WORK TO BE COMPLETED: Each entry has to be printed again exactly.

Collected data
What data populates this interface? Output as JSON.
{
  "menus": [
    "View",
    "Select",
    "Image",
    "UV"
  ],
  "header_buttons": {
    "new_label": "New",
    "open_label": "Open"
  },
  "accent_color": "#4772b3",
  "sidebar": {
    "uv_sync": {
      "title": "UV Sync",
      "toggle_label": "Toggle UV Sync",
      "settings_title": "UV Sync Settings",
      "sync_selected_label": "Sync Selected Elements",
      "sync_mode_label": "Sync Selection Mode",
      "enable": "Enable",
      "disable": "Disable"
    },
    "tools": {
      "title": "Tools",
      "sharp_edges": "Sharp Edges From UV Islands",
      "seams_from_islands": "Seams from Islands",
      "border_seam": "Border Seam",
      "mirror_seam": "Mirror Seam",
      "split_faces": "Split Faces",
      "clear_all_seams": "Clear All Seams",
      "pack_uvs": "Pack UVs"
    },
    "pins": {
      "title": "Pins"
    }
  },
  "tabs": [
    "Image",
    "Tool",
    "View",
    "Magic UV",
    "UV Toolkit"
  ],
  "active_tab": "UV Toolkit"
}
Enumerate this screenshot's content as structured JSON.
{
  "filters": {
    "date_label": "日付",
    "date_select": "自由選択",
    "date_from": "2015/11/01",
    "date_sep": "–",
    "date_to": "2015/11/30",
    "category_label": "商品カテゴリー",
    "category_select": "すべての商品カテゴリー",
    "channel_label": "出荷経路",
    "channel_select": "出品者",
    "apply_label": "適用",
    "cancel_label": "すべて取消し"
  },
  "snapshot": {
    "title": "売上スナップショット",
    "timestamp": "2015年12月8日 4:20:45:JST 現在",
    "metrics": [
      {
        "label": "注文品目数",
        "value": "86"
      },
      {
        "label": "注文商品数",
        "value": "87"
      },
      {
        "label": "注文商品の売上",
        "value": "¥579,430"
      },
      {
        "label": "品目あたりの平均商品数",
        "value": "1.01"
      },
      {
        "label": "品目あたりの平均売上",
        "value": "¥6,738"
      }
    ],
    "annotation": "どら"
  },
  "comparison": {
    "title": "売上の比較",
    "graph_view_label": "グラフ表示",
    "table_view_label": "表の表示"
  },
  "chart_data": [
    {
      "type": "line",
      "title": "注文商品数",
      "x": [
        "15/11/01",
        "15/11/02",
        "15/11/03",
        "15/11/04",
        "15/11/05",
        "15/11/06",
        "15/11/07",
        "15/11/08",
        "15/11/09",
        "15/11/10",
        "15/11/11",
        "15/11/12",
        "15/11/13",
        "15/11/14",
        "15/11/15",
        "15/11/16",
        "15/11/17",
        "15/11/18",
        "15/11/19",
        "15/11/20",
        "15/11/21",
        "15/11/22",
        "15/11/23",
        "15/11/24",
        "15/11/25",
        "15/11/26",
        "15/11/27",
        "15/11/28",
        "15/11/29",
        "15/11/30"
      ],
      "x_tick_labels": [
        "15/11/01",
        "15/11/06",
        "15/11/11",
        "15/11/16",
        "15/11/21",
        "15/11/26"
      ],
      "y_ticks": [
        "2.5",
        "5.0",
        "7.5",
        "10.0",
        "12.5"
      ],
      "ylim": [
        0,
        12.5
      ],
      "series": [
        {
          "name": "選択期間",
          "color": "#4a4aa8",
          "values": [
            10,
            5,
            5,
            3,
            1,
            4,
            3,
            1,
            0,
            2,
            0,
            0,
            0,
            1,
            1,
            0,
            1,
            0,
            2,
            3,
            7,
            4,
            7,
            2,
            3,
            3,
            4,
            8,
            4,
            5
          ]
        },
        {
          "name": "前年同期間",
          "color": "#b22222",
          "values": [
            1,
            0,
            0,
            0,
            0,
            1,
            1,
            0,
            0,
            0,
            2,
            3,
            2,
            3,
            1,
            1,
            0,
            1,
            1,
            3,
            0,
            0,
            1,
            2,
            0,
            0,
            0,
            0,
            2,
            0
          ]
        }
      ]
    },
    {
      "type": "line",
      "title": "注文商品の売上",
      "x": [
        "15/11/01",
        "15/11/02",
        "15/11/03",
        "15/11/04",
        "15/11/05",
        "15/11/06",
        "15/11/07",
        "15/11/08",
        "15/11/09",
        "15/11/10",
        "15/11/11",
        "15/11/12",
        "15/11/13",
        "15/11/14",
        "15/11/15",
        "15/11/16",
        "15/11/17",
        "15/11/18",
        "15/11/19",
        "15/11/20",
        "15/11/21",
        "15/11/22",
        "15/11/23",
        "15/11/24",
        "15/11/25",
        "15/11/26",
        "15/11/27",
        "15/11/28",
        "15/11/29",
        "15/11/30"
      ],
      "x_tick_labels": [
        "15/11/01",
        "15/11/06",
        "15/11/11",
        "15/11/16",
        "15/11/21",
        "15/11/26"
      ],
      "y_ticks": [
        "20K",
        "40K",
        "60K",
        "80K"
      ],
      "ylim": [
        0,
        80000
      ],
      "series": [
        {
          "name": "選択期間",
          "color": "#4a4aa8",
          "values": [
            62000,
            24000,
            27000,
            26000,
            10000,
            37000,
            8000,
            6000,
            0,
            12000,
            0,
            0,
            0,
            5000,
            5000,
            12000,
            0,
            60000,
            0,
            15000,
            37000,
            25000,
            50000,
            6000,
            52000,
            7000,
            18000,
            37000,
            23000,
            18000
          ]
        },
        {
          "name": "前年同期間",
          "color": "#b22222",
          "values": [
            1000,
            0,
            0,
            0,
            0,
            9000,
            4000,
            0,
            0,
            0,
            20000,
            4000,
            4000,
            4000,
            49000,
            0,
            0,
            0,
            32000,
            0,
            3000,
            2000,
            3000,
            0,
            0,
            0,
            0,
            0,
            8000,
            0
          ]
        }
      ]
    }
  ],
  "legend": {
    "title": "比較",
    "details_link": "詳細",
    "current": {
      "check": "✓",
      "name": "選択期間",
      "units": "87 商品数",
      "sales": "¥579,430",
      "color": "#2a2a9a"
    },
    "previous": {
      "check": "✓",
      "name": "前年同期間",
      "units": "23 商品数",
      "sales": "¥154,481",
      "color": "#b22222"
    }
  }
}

EXERCISE ANSWER:
What data populates this interface? Output as JSON.
{
  "menus": [
    "View",
    "Select",
    "Image",
    "UV"
  ],
  "header_buttons": {
    "new_label": "New",
    "open_label": "Open"
  },
  "accent_color": "#4772b3",
  "sidebar": {
    "uv_sync": {
      "title": "UV Sync",
      "toggle_label": "Toggle UV Sync",
      "settings_title": "UV Sync Settings",
      "sync_selected_label": "Sync Selected Elements",
      "sync_mode_label": "Sync Selection Mode",
      "enable": "Enable",
      "disable": "Disable"
    },
    "tools": {
      "title": "Tools",
      "sharp_edges": "Sharp Edges From UV Islands",
      "seams_from_islands": "Seams from Islands",
      "border_seam": "Border Seam",
      "mirror_seam": "Mirror Seam",
      "split_faces": "Split Faces",
      "clear_all_seams": "Clear All Seams",
      "pack_uvs": "Pack UVs"
    },
    "pins": {
      "title": "Pins"
    }
  },
  "tabs": [
    "Image",
    "Tool",
    "View",
    "Magic UV",
    "UV Toolkit"
  ],
  "active_tab": "UV Toolkit"
}
Enumerate this screenshot's content as structured JSON.
{
  "filters": {
    "date_label": "日付",
    "date_select": "自由選択",
    "date_from": "2015/11/01",
    "date_sep": "–",
    "date_to": "2015/11/30",
    "category_label": "商品カテゴリー",
    "category_select": "すべての商品カテゴリー",
    "channel_label": "出荷経路",
    "channel_select": "出品者",
    "apply_label": "適用",
    "cancel_label": "すべて取消し"
  },
  "snapshot": {
    "title": "売上スナップショット",
    "timestamp": "2015年12月8日 4:20:45:JST 現在",
    "metrics": [
      {
        "label": "注文品目数",
        "value": "86"
      },
      {
        "label": "注文商品数",
        "value": "87"
      },
      {
        "label": "注文商品の売上",
        "value": "¥579,430"
      },
      {
        "label": "品目あたりの平均商品数",
        "value": "1.01"
      },
      {
        "label": "品目あたりの平均売上",
        "value": "¥6,738"
      }
    ],
    "annotation": "どら"
  },
  "comparison": {
    "title": "売上の比較",
    "graph_view_label": "グラフ表示",
    "table_view_label": "表の表示"
  },
  "chart_data": [
    {
      "type": "line",
      "title": "注文商品数",
      "x": [
        "15/11/01",
        "15/11/02",
        "15/11/03",
        "15/11/04",
        "15/11/05",
        "15/11/06",
        "15/11/07",
        "15/11/08",
        "15/11/09",
        "15/11/10",
        "15/11/11",
        "15/11/12",
        "15/11/13",
        "15/11/14",
        "15/11/15",
        "15/11/16",
        "15/11/17",
        "15/11/18",
        "15/11/19",
        "15/11/20",
        "15/11/21",
        "15/11/22",
        "15/11/23",
        "15/11/24",
        "15/11/25",
        "15/11/26",
        "15/11/27",
        "15/11/28",
        "15/11/29",
        "15/11/30"
      ],
      "x_tick_labels": [
        "15/11/01",
        "15/11/06",
        "15/11/11",
        "15/11/16",
        "15/11/21",
        "15/11/26"
      ],
      "y_ticks": [
        "2.5",
        "5.0",
        "7.5",
        "10.0",
        "12.5"
      ],
      "ylim": [
        0,
        12.5
      ],
      "series": [
        {
          "name": "選択期間",
          "color": "#4a4aa8",
          "values": [
            10,
            5,
            5,
            3,
            1,
            4,
            3,
            1,
            0,
            2,
            0,
            0,
            0,
            1,
            1,
            0,
            1,
            0,
            2,
            3,
            7,
            4,
            7,
            2,
            3,
            3,
            4,
            8,
            4,
            5
          ]
        },
        {
          "name": "前年同期間",
          "color": "#b22222",
          "values": [
            1,
            0,
            0,
            0,
            0,
            1,
            1,
            0,
            0,
            0,
            2,
            3,
            2,
            3,
            1,
            1,
            0,
            1,
            1,
            3,
            0,
            0,
            1,
            2,
            0,
            0,
            0,
            0,
            2,
            0
          ]
        }
      ]
    },
    {
      "type": "line",
      "title": "注文商品の売上",
      "x": [
        "15/11/01",
        "15/11/02",
        "15/11/03",
        "15/11/04",
        "15/11/05",
        "15/11/06",
        "15/11/07",
        "15/11/08",
        "15/11/09",
        "15/11/10",
        "15/11/11",
        "15/11/12",
        "15/11/13",
        "15/11/14",
        "15/11/15",
        "15/11/16",
        "15/11/17",
        "15/11/18",
        "15/11/19",
        "15/11/20",
        "15/11/21",
        "15/11/22",
        "15/11/23",
        "15/11/24",
        "15/11/25",
        "15/11/26",
        "15/11/27",
        "15/11/28",
        "15/11/29",
        "15/11/30"
      ],
      "x_tick_labels": [
        "15/11/01",
        "15/11/06",
        "15/11/11",
        "15/11/16",
        "15/11/21",
        "15/11/26"
      ],
      "y_ticks": [
        "20K",
        "40K",
        "60K",
        "80K"
      ],
      "ylim": [
        0,
        80000
      ],
      "series": [
        {
          "name": "選択期間",
          "color": "#4a4aa8",
          "values": [
            62000,
            24000,
            27000,
            26000,
            10000,
            37000,
            8000,
            6000,
            0,
            12000,
            0,
            0,
            0,
            5000,
            5000,
            12000,
            0,
            60000,
            0,
            15000,
            37000,
            25000,
            50000,
            6000,
            52000,
            7000,
            18000,
            37000,
            23000,
            18000
          ]
        },
        {
          "name": "前年同期間",
          "color": "#b22222",
          "values": [
            1000,
            0,
            0,
            0,
            0,
            9000,
            4000,
            0,
            0,
            0,
            20000,
            4000,
            4000,
            4000,
            49000,
            0,
            0,
            0,
            32000,
            0,
            3000,
            2000,
            3000,
            0,
            0,
            0,
            0,
            0,
            8000,
            0
          ]
        }
      ]
    }
  ],
  "legend": {
    "title": "比較",
    "details_link": "詳細",
    "current": {
      "check": "✓",
      "name": "選択期間",
      "units": "87 商品数",
      "sales": "¥579,430",
      "color": "#2a2a9a"
    },
    "previous": {
      "check": "✓",
      "name": "前年同期間",
      "units": "23 商品数",
      "sales": "¥154,481",
      "color": "#b22222"
    }
  }
}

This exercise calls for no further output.